Online degree programs in English offer you an even more flexible way to master the crucial critical thinking and writing skills necessary for success in today's modern business world. With online degree programs in English, you don't have to leave your house to benefit from classroom discussions, intense lectures, challenging material, and constant feedback.
Online Classes and Degrees in English
At the bachelor's degree level, online colleges offer flexible, convenient classes leading to degrees in English literature, professional writing, organizational management/language arts, and interdisciplinary studies. You can also earn an online master's degree in liberal studies with a concentration in English.
Looking at English Careers and Degrees
Many graduates of online associate's, bachelor's, and master's degree programs in English pursue careers in journalism (news analysts, reporters, and correspondents). These professionals work in print, broadcast, and new media to write news, features, editorials, sports, weather, entertainment, business stories, and more. They also work as editors, manuscript analysts, or script writers. In 2007, broadcast news analysts earned a median annual wage of $49,060, while reporters and correspondents earned a median $34,690 wage, with a top-tier salary of $76,230.
Public relations specialists help businesses and non-profit organizations establish and maintain a positive public image, using their English language skills to craft effective press releases, broadcast scripts, or company publications. PR specialists earned a 2007 median annual salary of $49,800, with the top-end average of $94,620.
The U.S. Bureau of Labor Statistics predicts a strong 14 percent increase in advertising and public relations jobs during the 2006-2016 decade, with some 20 percent of jobs occurring in the states of California and New York.
For those with a real love of language and historical poetry, fiction, drama, or non-fiction essays, you traditionally need to pursue a post-graduate degree in English if you hope to teach writing or literature at a community college, four-year school, or university.
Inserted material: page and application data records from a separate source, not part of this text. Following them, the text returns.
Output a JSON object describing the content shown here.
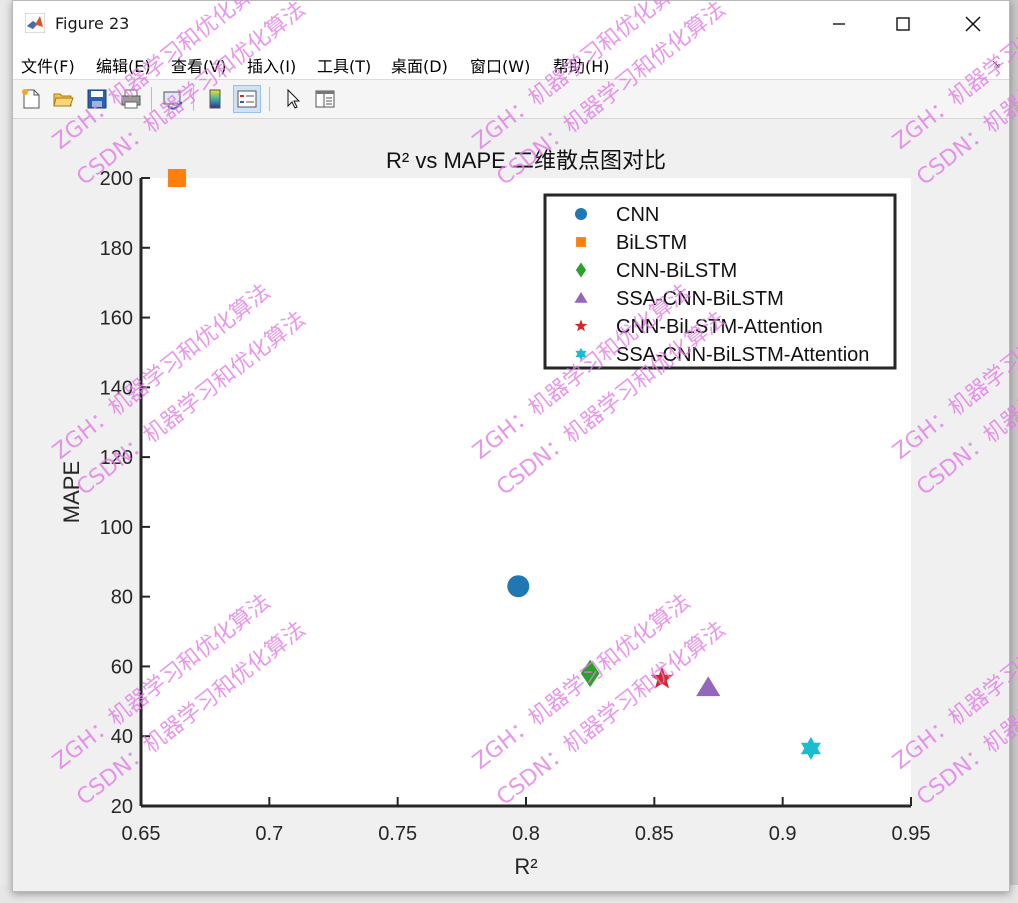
{
  "window": {
    "title": "Figure 23"
  },
  "menu": [
    "文件(F)",
    "编辑(E)",
    "查看(V)",
    "插入(I)",
    "工具(T)",
    "桌面(D)",
    "窗口(W)",
    "帮助(H)"
  ],
  "toolbar": [
    "new-figure",
    "open-file",
    "save",
    "print",
    "link-plot",
    "colorbar",
    "legend",
    "pointer",
    "property-editor"
  ],
  "watermark": {
    "lines": [
      "ZGH：机器学习和优化算法",
      "CSDN：机器学习和优化算法"
    ],
    "color": "#e27ae6"
  },
  "chart_data": {
    "type": "scatter",
    "title": "R² vs MAPE 二维散点图对比",
    "xlabel": "R²",
    "ylabel": "MAPE",
    "xlim": [
      0.65,
      0.95
    ],
    "ylim": [
      20,
      200
    ],
    "xticks": [
      "0.65",
      "0.7",
      "0.75",
      "0.8",
      "0.85",
      "0.9",
      "0.95"
    ],
    "yticks": [
      "20",
      "40",
      "60",
      "80",
      "100",
      "120",
      "140",
      "160",
      "180",
      "200"
    ],
    "legend_position": "top-right",
    "grid": false,
    "series": [
      {
        "name": "CNN",
        "marker": "circle",
        "color": "#1f77b4",
        "x": 0.797,
        "y": 83
      },
      {
        "name": "BiLSTM",
        "marker": "square",
        "color": "#ff7f0e",
        "x": 0.664,
        "y": 200
      },
      {
        "name": "CNN-BiLSTM",
        "marker": "diamond",
        "color": "#2ca02c",
        "x": 0.825,
        "y": 58
      },
      {
        "name": "SSA-CNN-BiLSTM",
        "marker": "triangle",
        "color": "#9467bd",
        "x": 0.871,
        "y": 54
      },
      {
        "name": "CNN-BiLSTM-Attention",
        "marker": "star5",
        "color": "#d62728",
        "x": 0.853,
        "y": 56.5
      },
      {
        "name": "SSA-CNN-BiLSTM-Attention",
        "marker": "star6",
        "color": "#17becf",
        "x": 0.911,
        "y": 36.5
      }
    ]
  }
}
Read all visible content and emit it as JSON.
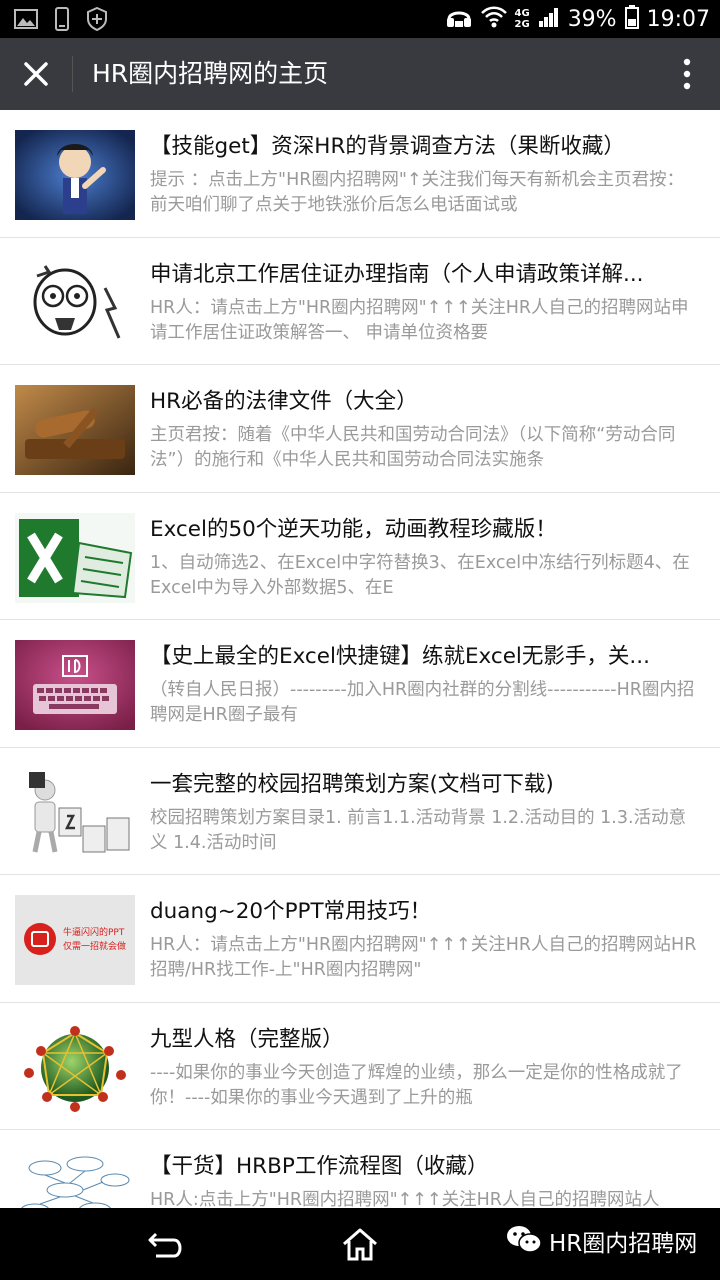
{
  "status_bar": {
    "icons": [
      "image-icon",
      "phone-icon",
      "shield-icon",
      "headset-icon",
      "wifi-icon",
      "signal-icon",
      "battery-icon"
    ],
    "network": [
      "4G",
      "2G"
    ],
    "battery": "39%",
    "time": "19:07"
  },
  "title_bar": {
    "title": "HR圈内招聘网的主页",
    "close_icon": "close-icon",
    "more_icon": "more-vertical-icon"
  },
  "articles": [
    {
      "title": "【技能get】资深HR的背景调查方法（果断收藏）",
      "desc": "提示 ：点击上方\"HR圈内招聘网\"↑关注我们每天有新机会主页君按：前天咱们聊了点关于地铁涨价后怎么电话面试或",
      "thumb_colors": [
        "#2a4a8a",
        "#1c2f5e"
      ]
    },
    {
      "title": "申请北京工作居住证办理指南（个人申请政策详解...",
      "desc": "HR人：请点击上方\"HR圈内招聘网\"↑↑↑关注HR人自己的招聘网站申请工作居住证政策解答一、 申请单位资格要",
      "thumb_colors": [
        "#ffffff",
        "#222222"
      ]
    },
    {
      "title": "HR必备的法律文件（大全）",
      "desc": "主页君按：随着《中华人民共和国劳动合同法》（以下简称“劳动合同法”）的施行和《中华人民共和国劳动合同法实施条",
      "thumb_colors": [
        "#8a5a24",
        "#3a2410"
      ]
    },
    {
      "title": "Excel的50个逆天功能，动画教程珍藏版！",
      "desc": "1、自动筛选2、在Excel中字符替换3、在Excel中冻结行列标题4、在Excel中为导入外部数据5、在E",
      "thumb_colors": [
        "#1f7a2e",
        "#e9f3e9"
      ]
    },
    {
      "title": "【史上最全的Excel快捷键】练就Excel无影手，关...",
      "desc": "（转自人民日报）---------加入HR圈内社群的分割线-----------HR圈内招聘网是HR圈子最有",
      "thumb_colors": [
        "#9b2a5a",
        "#c04a80"
      ]
    },
    {
      "title": "一套完整的校园招聘策划方案(文档可下载)",
      "desc": "校园招聘策划方案目录1. 前言1.1.活动背景 1.2.活动目的 1.3.活动意义 1.4.活动时间",
      "thumb_colors": [
        "#ffffff",
        "#333333"
      ]
    },
    {
      "title": "duang~20个PPT常用技巧！",
      "desc": "HR人：请点击上方\"HR圈内招聘网\"↑↑↑关注HR人自己的招聘网站HR招聘/HR找工作-上\"HR圈内招聘网\"",
      "thumb_colors": [
        "#e6e6e6",
        "#d8201c"
      ],
      "thumb_texts": [
        "牛逼闪闪的PPT",
        "仅需一招就会做"
      ]
    },
    {
      "title": "九型人格（完整版）",
      "desc": "----如果你的事业今天创造了辉煌的业绩，那么一定是你的性格成就了你！----如果你的事业今天遇到了上升的瓶",
      "thumb_colors": [
        "#2f7a2a",
        "#d9b23a"
      ]
    },
    {
      "title": "【干货】HRBP工作流程图（收藏）",
      "desc": "HR人:点击上方\"HR圈内招聘网\"↑↑↑关注HR人自己的招聘网站人",
      "thumb_colors": [
        "#ffffff",
        "#5a8ab0"
      ]
    }
  ],
  "nav_bar": {
    "icons": [
      "back-icon",
      "home-icon"
    ],
    "watermark": "HR圈内招聘网"
  }
}
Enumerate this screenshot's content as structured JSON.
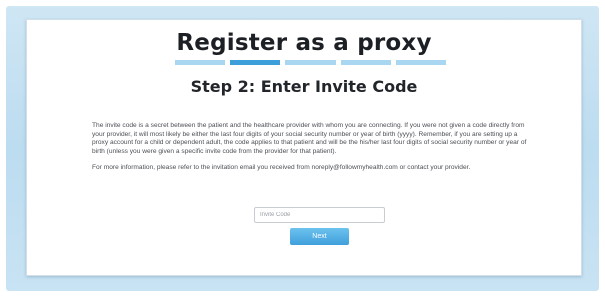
{
  "page": {
    "title": "Register as a proxy",
    "subtitle": "Step 2: Enter Invite Code"
  },
  "progress": {
    "total_steps": 5,
    "current_step": 2
  },
  "content": {
    "paragraph_1": "The invite code is a secret between the patient and the healthcare provider with whom you are connecting. If you were not given a code directly from your provider, it will most likely be either the last four digits of your social security number or year of birth (yyyy). Remember, if you are setting up a proxy account for a child or dependent adult, the code applies to that patient and will be the his/her last four digits of social security number or year of birth (unless you were given a specific invite code from the provider for that patient).",
    "paragraph_2": "For more information, please refer to the invitation email you received from noreply@followmyhealth.com or contact your provider."
  },
  "form": {
    "invite_code_placeholder": "Invite Code",
    "invite_code_value": "",
    "next_label": "Next"
  },
  "colors": {
    "frame_background": "#c4e0f2",
    "step_active": "#3d9fd9",
    "step_inactive": "#a9d6f1",
    "button": "#4aa9e0"
  }
}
The median annual wage in 2007 for English language and literature teachers (post-secondary) was $54,000, with a top-end salary of $100,110.
Elementary and secondary school teachers usually need a bachelor's degree in English plus a teaching credential to begin work in the classroom. Some school districts require teachers to pursue a master's degree.